Nearly two-thirds of liberal Democrats (64%) now support a single-payer health insurance system, up 13 percentage points since January. Conservative and moderate Democrats remain about evenly divided: 38% prefer that health insurance continue to be provided by a mix of private insurance companies and government programs, while 42% favor a single-payer approach.

Overall, support for a single-payer health insurance system is much greater among younger adults than older people. Two-thirds of adults younger than 30 (67%) say the government has a responsibility to provide health coverage for all, with 45% saying coverage should be provided through a single national program.

Among those 65 and older, 54% say the government has a responsibility to provide coverage for all, with 30% favoring a single payer approach.

Both parties are divided by age in views of the government’s role in health care. Fully 66% of Democrats and Democratic leaners ages 18 to 29 say government health coverage should be provided through a single national system, compared with 48% of Democrats and Democratic leaners ages 30 and older.

Among Republicans, a greater share of those younger than 30 (39%) than those 30 and older (28%) say the government is responsible for providing health coverage for all; more young Republicans than older Republicans favor single payer (22% vs. 10%).

While the new survey finds no change since January in opinions about the government’s responsibility to provide health care coverage, the share viewing this as a government responsibility has increased 9 percentage points since 2016, from 51% to 60%.

As recently as 2013, during the flawed rollout of health insurance exchanges under the Affordable Care Act, just 42% said the government was responsible for providing health coverage, while a majority (56%) said it did not have this responsibility.

Note: The full topline can be found here (PDF), and methodology is here.

Topics: Health Care, Political Party Affiliation, Federal Government, Political Issue Priorities, Political Polarization

  1. Photo of Jocelyn Kiley

    is an associate director of research at Pew Research Center.

4 Comments

  1. Anonymous2 weeks ago

    Have you every heard of a citizen from a country with Single Payer saying they would prefer the U.S. system for healthcare. NO! Single payer is not perfect… neither is democracy. But they are the best systems known to man at this time and they are both working better than the alternative. Single payer costs less because the payer (the government) has huge incentives to drive costs down and in every country that is what they have done. If the Insurance companies are the payer they have incentives to increase costs every single year, and that is precisely what they do. This is not complex…

  2. Anonymous3 weeks ago

    anytime you see an argument about the cost of single payer you are about to be lied to.
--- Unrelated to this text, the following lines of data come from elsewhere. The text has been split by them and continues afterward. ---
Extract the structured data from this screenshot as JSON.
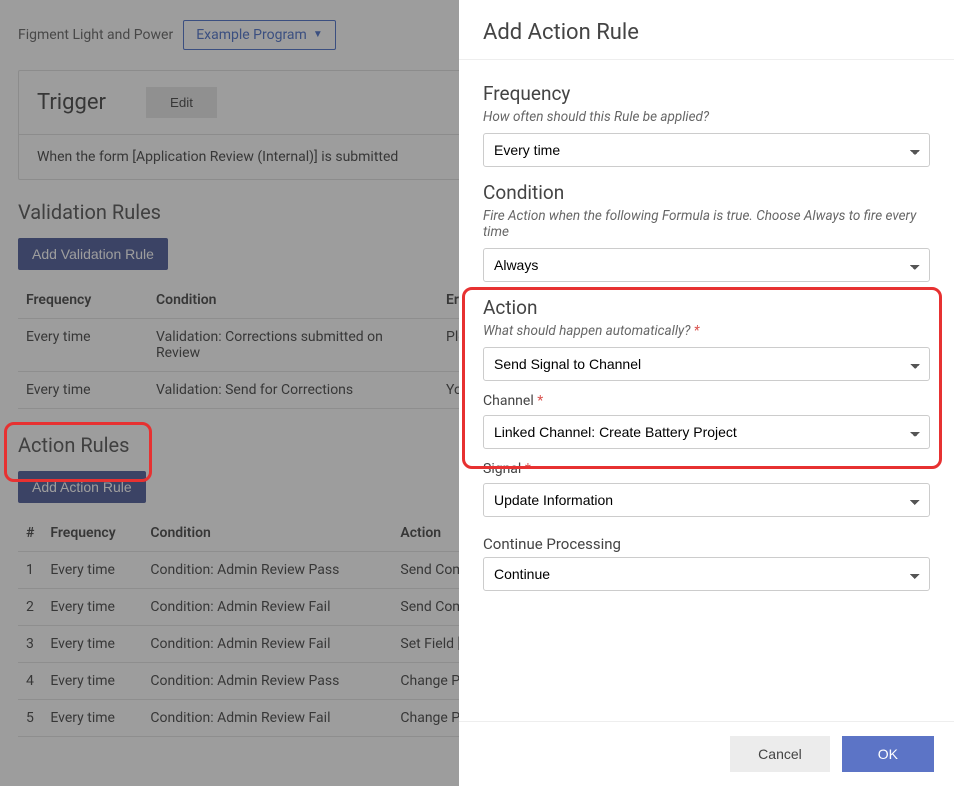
{
  "breadcrumb": {
    "org": "Figment Light and Power",
    "program": "Example Program"
  },
  "trigger": {
    "title": "Trigger",
    "edit_label": "Edit",
    "description": "When the form [Application Review (Internal)] is submitted"
  },
  "validation": {
    "heading": "Validation Rules",
    "add_label": "Add Validation Rule",
    "cols": {
      "frequency": "Frequency",
      "condition": "Condition",
      "error": "Er"
    },
    "rows": [
      {
        "freq": "Every time",
        "cond": "Validation: Corrections submitted on Review",
        "err": "Ple"
      },
      {
        "freq": "Every time",
        "cond": "Validation: Send for Corrections",
        "err": "Yo co"
      }
    ]
  },
  "actions": {
    "heading": "Action Rules",
    "add_label": "Add Action Rule",
    "cols": {
      "num": "#",
      "frequency": "Frequency",
      "condition": "Condition",
      "action": "Action"
    },
    "rows": [
      {
        "n": "1",
        "freq": "Every time",
        "cond": "Condition: Admin Review Pass",
        "act": "Send Commu Application Pa"
      },
      {
        "n": "2",
        "freq": "Every time",
        "cond": "Condition: Admin Review Fail",
        "act": "Send Commu Corrections Re"
      },
      {
        "n": "3",
        "freq": "Every time",
        "cond": "Condition: Admin Review Fail",
        "act": "Set Field [Cor"
      },
      {
        "n": "4",
        "freq": "Every time",
        "cond": "Condition: Admin Review Pass",
        "act": "Change Proje Agreement Ex"
      },
      {
        "n": "5",
        "freq": "Every time",
        "cond": "Condition: Admin Review Fail",
        "act": "Change Proje"
      }
    ]
  },
  "modal": {
    "title": "Add Action Rule",
    "frequency": {
      "heading": "Frequency",
      "hint": "How often should this Rule be applied?",
      "value": "Every time"
    },
    "condition": {
      "heading": "Condition",
      "hint": "Fire Action when the following Formula is true. Choose Always to fire every time",
      "value": "Always"
    },
    "action": {
      "heading": "Action",
      "hint": "What should happen automatically?",
      "action_value": "Send Signal to Channel",
      "channel_label": "Channel",
      "channel_value": "Linked Channel: Create Battery Project",
      "signal_label": "Signal",
      "signal_value": "Update Information"
    },
    "continue": {
      "heading": "Continue Processing",
      "value": "Continue"
    },
    "buttons": {
      "cancel": "Cancel",
      "ok": "OK"
    }
  }
}
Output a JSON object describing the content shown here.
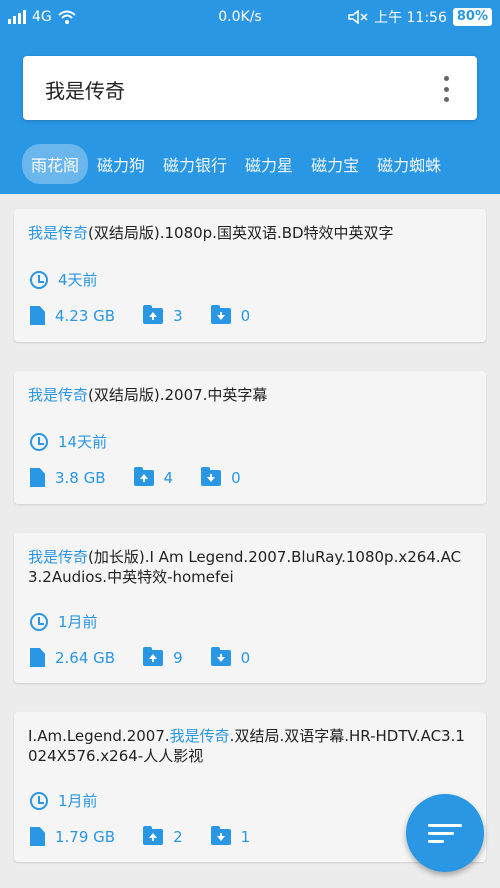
{
  "status": {
    "network": "4G",
    "speed": "0.0K/s",
    "time": "上午 11:56",
    "battery": "80%"
  },
  "search": {
    "query": "我是传奇"
  },
  "tabs": [
    {
      "label": "雨花阁",
      "active": true
    },
    {
      "label": "磁力狗"
    },
    {
      "label": "磁力银行"
    },
    {
      "label": "磁力星"
    },
    {
      "label": "磁力宝"
    },
    {
      "label": "磁力蜘蛛"
    }
  ],
  "results": [
    {
      "title_prefix": "",
      "title_highlight": "我是传奇",
      "title_suffix": "(双结局版).1080p.国英双语.BD特效中英双字",
      "age": "4天前",
      "size": "4.23 GB",
      "seeders": "3",
      "leechers": "0"
    },
    {
      "title_prefix": "",
      "title_highlight": "我是传奇",
      "title_suffix": "(双结局版).2007.中英字幕",
      "age": "14天前",
      "size": "3.8 GB",
      "seeders": "4",
      "leechers": "0"
    },
    {
      "title_prefix": "",
      "title_highlight": "我是传奇",
      "title_suffix": "(加长版).I Am Legend.2007.BluRay.1080p.x264.AC3.2Audios.中英特效-homefei",
      "age": "1月前",
      "size": "2.64 GB",
      "seeders": "9",
      "leechers": "0"
    },
    {
      "title_prefix": "I.Am.Legend.2007.",
      "title_highlight": "我是传奇",
      "title_suffix": ".双结局.双语字幕.HR-HDTV.AC3.1024X576.x264-人人影视",
      "age": "1月前",
      "size": "1.79 GB",
      "seeders": "2",
      "leechers": "1"
    }
  ]
}
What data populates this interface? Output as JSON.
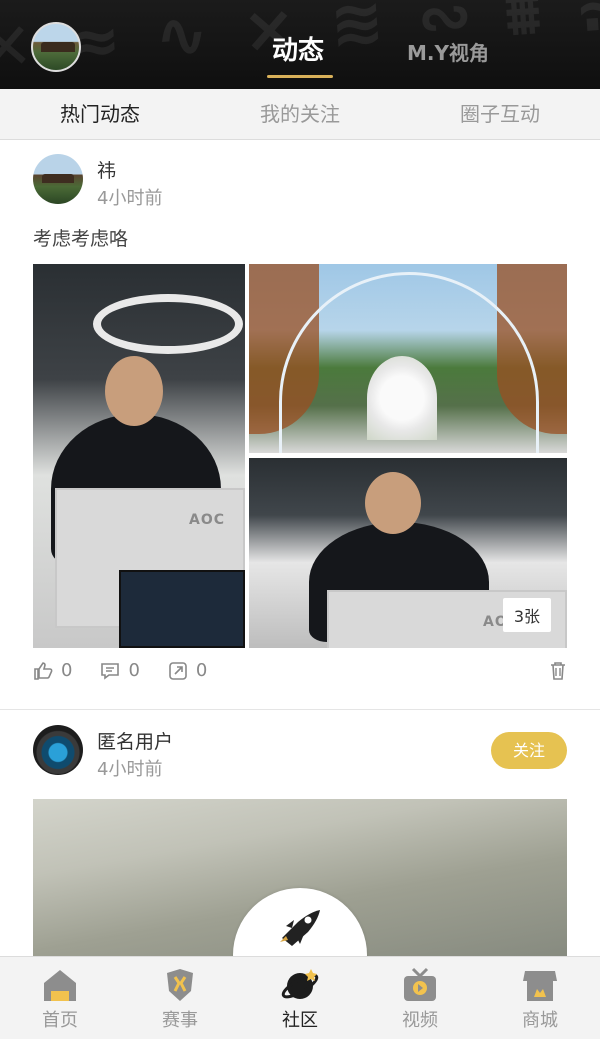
{
  "header": {
    "title_active": "动态",
    "title_inactive": "M.Y视角",
    "avatar": "user-avatar"
  },
  "subtabs": [
    {
      "label": "热门动态",
      "active": true
    },
    {
      "label": "我的关注",
      "active": false
    },
    {
      "label": "圈子互动",
      "active": false
    }
  ],
  "posts": [
    {
      "username": "祎",
      "time": "4小时前",
      "text": "考虑考虑咯",
      "image_count_label": "3张",
      "monitor_brand": "AOC",
      "likes": "0",
      "comments": "0",
      "shares": "0"
    },
    {
      "username": "匿名用户",
      "time": "4小时前",
      "follow_label": "关注"
    }
  ],
  "bottom_nav": [
    {
      "label": "首页",
      "icon": "home-icon",
      "active": false
    },
    {
      "label": "赛事",
      "icon": "match-icon",
      "active": false
    },
    {
      "label": "社区",
      "icon": "planet-icon",
      "active": true
    },
    {
      "label": "视频",
      "icon": "tv-icon",
      "active": false
    },
    {
      "label": "商城",
      "icon": "shop-icon",
      "active": false
    }
  ],
  "colors": {
    "accent_gold": "#d9b15a",
    "follow_button": "#e6c251",
    "header_bg": "#111111",
    "subtab_bg": "#f3f3f3"
  }
}
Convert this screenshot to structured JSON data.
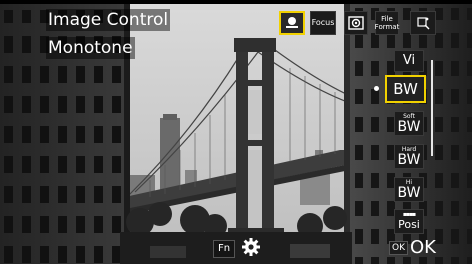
{
  "header": {
    "title": "Image Control",
    "mode": "Monotone"
  },
  "top_icons": [
    {
      "name": "image-control-icon",
      "label": "",
      "selected": true
    },
    {
      "name": "focus-icon",
      "label": "Focus",
      "selected": false
    },
    {
      "name": "metering-icon",
      "label": "",
      "selected": false
    },
    {
      "name": "file-format-icon",
      "label": "File Format",
      "selected": false
    },
    {
      "name": "wireless-icon",
      "label": "",
      "selected": false
    }
  ],
  "options": [
    {
      "name": "option-vivid",
      "top": "",
      "main": "Vi",
      "selected": false
    },
    {
      "name": "option-bw",
      "top": "",
      "main": "BW",
      "selected": true
    },
    {
      "name": "option-soft-bw",
      "top": "Soft",
      "main": "BW",
      "selected": false
    },
    {
      "name": "option-hard-bw",
      "top": "Hard",
      "main": "BW",
      "selected": false
    },
    {
      "name": "option-hi-bw",
      "top": "Hi",
      "main": "BW",
      "selected": false
    },
    {
      "name": "option-posi",
      "top": "",
      "main": "Posi",
      "selected": false
    }
  ],
  "bottom": {
    "fn_label": "Fn",
    "ok_badge": "OK",
    "ok_label": "OK"
  },
  "colors": {
    "accent": "#f1d100",
    "text": "#ffffff"
  }
}
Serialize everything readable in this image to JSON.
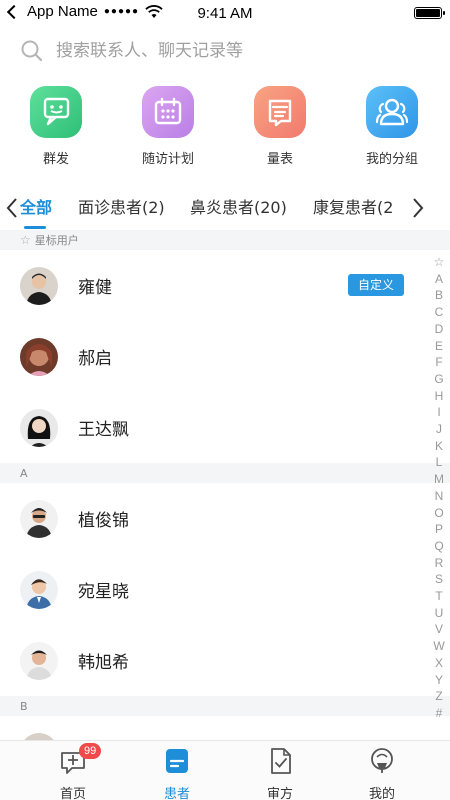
{
  "status_bar": {
    "carrier": "App Name",
    "signal": "●●●●●",
    "time": "9:41 AM",
    "battery_level": 1.0
  },
  "search": {
    "placeholder": "搜索联系人、聊天记录等"
  },
  "quick_actions": [
    {
      "label": "群发",
      "icon": "message-icon",
      "color": "#3fcf8a"
    },
    {
      "label": "随访计划",
      "icon": "calendar-icon",
      "color": "#c98be8"
    },
    {
      "label": "量表",
      "icon": "scale-form-icon",
      "color": "#f5907a"
    },
    {
      "label": "我的分组",
      "icon": "group-icon",
      "color": "#42a9f0"
    }
  ],
  "tabs": [
    {
      "label": "全部",
      "active": true
    },
    {
      "label": "面诊患者(2)"
    },
    {
      "label": "鼻炎患者(20)"
    },
    {
      "label": "康复患者(2"
    }
  ],
  "sections": [
    {
      "header": "星标用户",
      "starred": true,
      "rows": [
        {
          "name": "雍健",
          "tag": "自定义"
        },
        {
          "name": "郝启"
        },
        {
          "name": "王达飘"
        }
      ]
    },
    {
      "header": "A",
      "rows": [
        {
          "name": "植俊锦"
        },
        {
          "name": "宛星晓"
        },
        {
          "name": "韩旭希"
        }
      ]
    },
    {
      "header": "B",
      "rows": []
    }
  ],
  "index": [
    "☆",
    "A",
    "B",
    "C",
    "D",
    "E",
    "F",
    "G",
    "H",
    "I",
    "J",
    "K",
    "L",
    "M",
    "N",
    "O",
    "P",
    "Q",
    "R",
    "S",
    "T",
    "U",
    "V",
    "W",
    "X",
    "Y",
    "Z",
    "#"
  ],
  "bottom_nav": [
    {
      "label": "首页",
      "icon": "home-chat-icon",
      "badge": "99"
    },
    {
      "label": "患者",
      "icon": "patient-icon",
      "active": true
    },
    {
      "label": "审方",
      "icon": "prescription-icon"
    },
    {
      "label": "我的",
      "icon": "profile-icon"
    }
  ],
  "colors": {
    "accent": "#1e8ed8",
    "badge": "#f04a4a",
    "tag": "#2a98e0"
  }
}
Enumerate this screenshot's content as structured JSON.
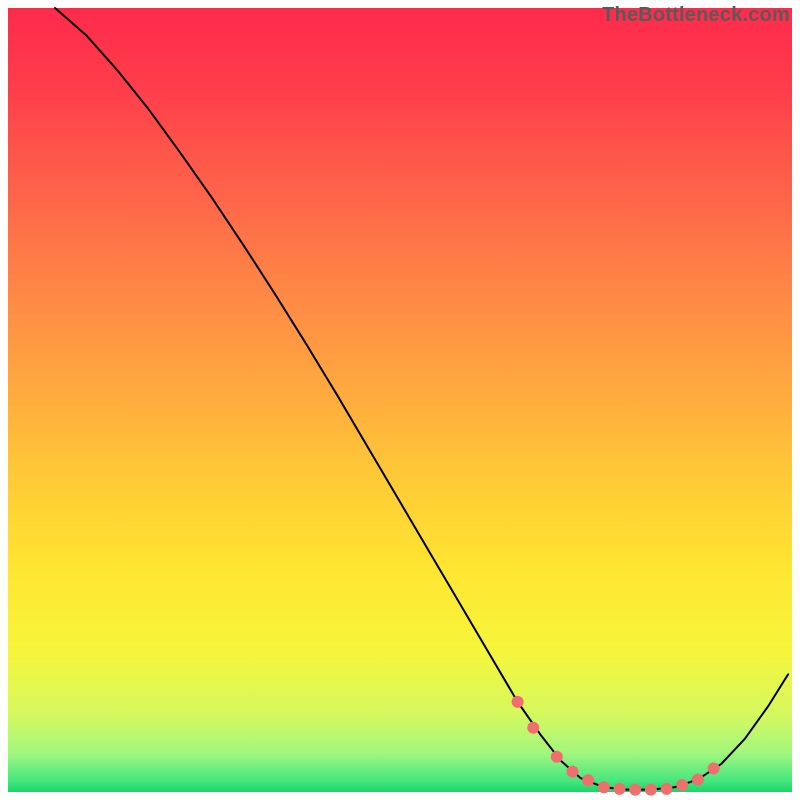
{
  "watermark": "TheBottleneck.com",
  "chart_data": {
    "type": "line",
    "title": "",
    "xlabel": "",
    "ylabel": "",
    "xlim": [
      0,
      100
    ],
    "ylim": [
      0,
      100
    ],
    "grid": false,
    "background_gradient": {
      "stops": [
        {
          "offset": 0.0,
          "color": "#ff2a4b"
        },
        {
          "offset": 0.1,
          "color": "#ff3d4b"
        },
        {
          "offset": 0.22,
          "color": "#ff5f4a"
        },
        {
          "offset": 0.35,
          "color": "#ff8446"
        },
        {
          "offset": 0.48,
          "color": "#ffa73f"
        },
        {
          "offset": 0.6,
          "color": "#ffca36"
        },
        {
          "offset": 0.72,
          "color": "#ffe631"
        },
        {
          "offset": 0.82,
          "color": "#f6f53b"
        },
        {
          "offset": 0.9,
          "color": "#d6f85e"
        },
        {
          "offset": 0.95,
          "color": "#a2f77d"
        },
        {
          "offset": 0.985,
          "color": "#48e77f"
        },
        {
          "offset": 1.0,
          "color": "#19d668"
        }
      ]
    },
    "series": [
      {
        "name": "bottleneck-curve",
        "color": "#000000",
        "stroke_width": 2,
        "x": [
          6.0,
          10.0,
          14.0,
          18.0,
          22.0,
          26.0,
          30.0,
          34.0,
          38.0,
          42.0,
          46.0,
          50.0,
          54.0,
          58.0,
          62.0,
          65.0,
          68.0,
          70.5,
          73.0,
          76.0,
          79.0,
          82.0,
          85.0,
          88.0,
          91.0,
          94.0,
          97.0,
          99.5
        ],
        "y": [
          100.0,
          96.5,
          92.0,
          87.0,
          81.5,
          75.8,
          69.8,
          63.6,
          57.2,
          50.6,
          43.8,
          37.0,
          30.2,
          23.4,
          16.6,
          11.5,
          7.2,
          4.0,
          1.8,
          0.6,
          0.3,
          0.3,
          0.6,
          1.6,
          3.6,
          6.8,
          11.0,
          15.0
        ]
      }
    ],
    "markers": {
      "name": "sweet-spot-markers",
      "color": "#ef6f6f",
      "radius": 6,
      "x": [
        65.0,
        67.0,
        70.0,
        72.0,
        74.0,
        76.0,
        78.0,
        80.0,
        82.0,
        84.0,
        86.0,
        88.0,
        90.0
      ],
      "y": [
        11.5,
        8.2,
        4.5,
        2.6,
        1.5,
        0.6,
        0.4,
        0.3,
        0.3,
        0.4,
        0.9,
        1.6,
        3.0
      ]
    }
  }
}
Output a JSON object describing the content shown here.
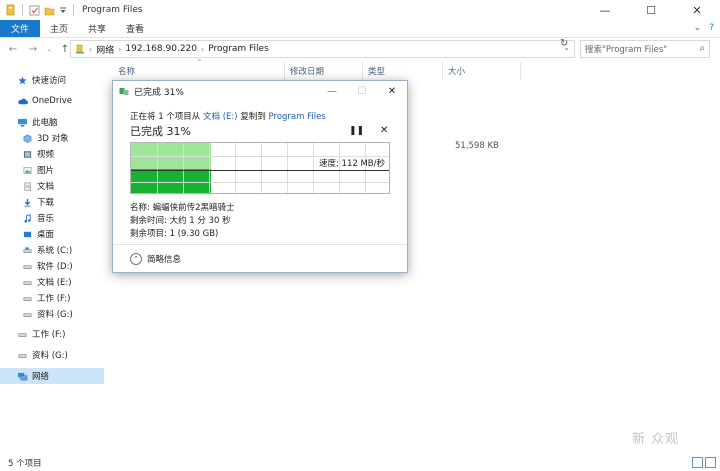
{
  "window": {
    "title": "Program Files",
    "controls": [
      "—",
      "☐",
      "✕"
    ]
  },
  "ribbon": {
    "tabs": [
      "文件",
      "主页",
      "共享",
      "查看"
    ]
  },
  "address": {
    "crumbs": [
      "网络",
      "192.168.90.220",
      "Program Files"
    ],
    "search_placeholder": "搜索\"Program Files\""
  },
  "sidebar": {
    "items": [
      {
        "label": "快速访问",
        "icon": "star-icon"
      },
      {
        "label": "OneDrive",
        "icon": "cloud-icon"
      },
      {
        "label": "此电脑",
        "icon": "pc-icon"
      },
      {
        "label": "3D 对象",
        "icon": "cube-icon"
      },
      {
        "label": "视频",
        "icon": "video-icon"
      },
      {
        "label": "图片",
        "icon": "picture-icon"
      },
      {
        "label": "文档",
        "icon": "document-icon"
      },
      {
        "label": "下载",
        "icon": "download-icon"
      },
      {
        "label": "音乐",
        "icon": "music-icon"
      },
      {
        "label": "桌面",
        "icon": "desktop-icon"
      },
      {
        "label": "系统 (C:)",
        "icon": "drive-icon"
      },
      {
        "label": "软件 (D:)",
        "icon": "drive-icon"
      },
      {
        "label": "文档 (E:)",
        "icon": "drive-icon"
      },
      {
        "label": "工作 (F:)",
        "icon": "drive-icon"
      },
      {
        "label": "资料 (G:)",
        "icon": "drive-icon"
      },
      {
        "label": "工作 (F:)",
        "icon": "drive-icon"
      },
      {
        "label": "资料 (G:)",
        "icon": "drive-icon"
      },
      {
        "label": "网络",
        "icon": "network-icon"
      }
    ]
  },
  "columns": {
    "name": "名称",
    "modified": "修改日期",
    "type": "类型",
    "size": "大小"
  },
  "file_size": "51,598 KB",
  "status": {
    "count": "5 个项目"
  },
  "dialog": {
    "title": "已完成 31%",
    "copy_prefix": "正在将 1 个项目从",
    "source": "文档 (E:)",
    "copy_mid": "复制到",
    "destination": "Program Files",
    "percent_label": "已完成 31%",
    "progress": 0.31,
    "speed": "速度: 112 MB/秒",
    "name_line": "名称: 蝙蝠侠前传2黑暗骑士",
    "time_line": "剩余时间: 大约 1 分 30 秒",
    "items_line": "剩余项目: 1 (9.30 GB)",
    "less_info": "简略信息"
  },
  "watermark": "新 众观"
}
    they love to look at costs in a vacuum and ignore the savings. The cost of our current system is greater than a single payer would be the difference is instead of the cost being paid by your tax dollars you’re paying them to insurance companies who then inflate those costs by about 30% and look for any and all reasons not to pay your claim.

    Virtually the entire industrialized world has a single-payer system and I guarantee you they didn’t switch to it because it was going to cost more

  3. Anonymous3 weeks ago

    This is an interesting conversation. You ask a person if they would like a single pay system like Bernie says. You get a positive answers.
    Now do a study on the cost of a single pay system, explain the problems associated with free anything or what the cost to the individual will be and make sure they understand it is not a free lunch and then ask them if they believe in single pay.

    No one has published the plan, what it includes and how much it will cost. It is like a saying “54 40 or bust” when the slogan sounds good; but, the reality is not present.

    Stop playing with the people. Explain the plan.

    1. Anonymous2 weeks ago

      What people may not understand is that the single payer system will operate the same way we fund for parks, fund police services and fire brigade. It will be paid for with taxes and available for all. A plan has been published, John Conyers bill- Medicare for all.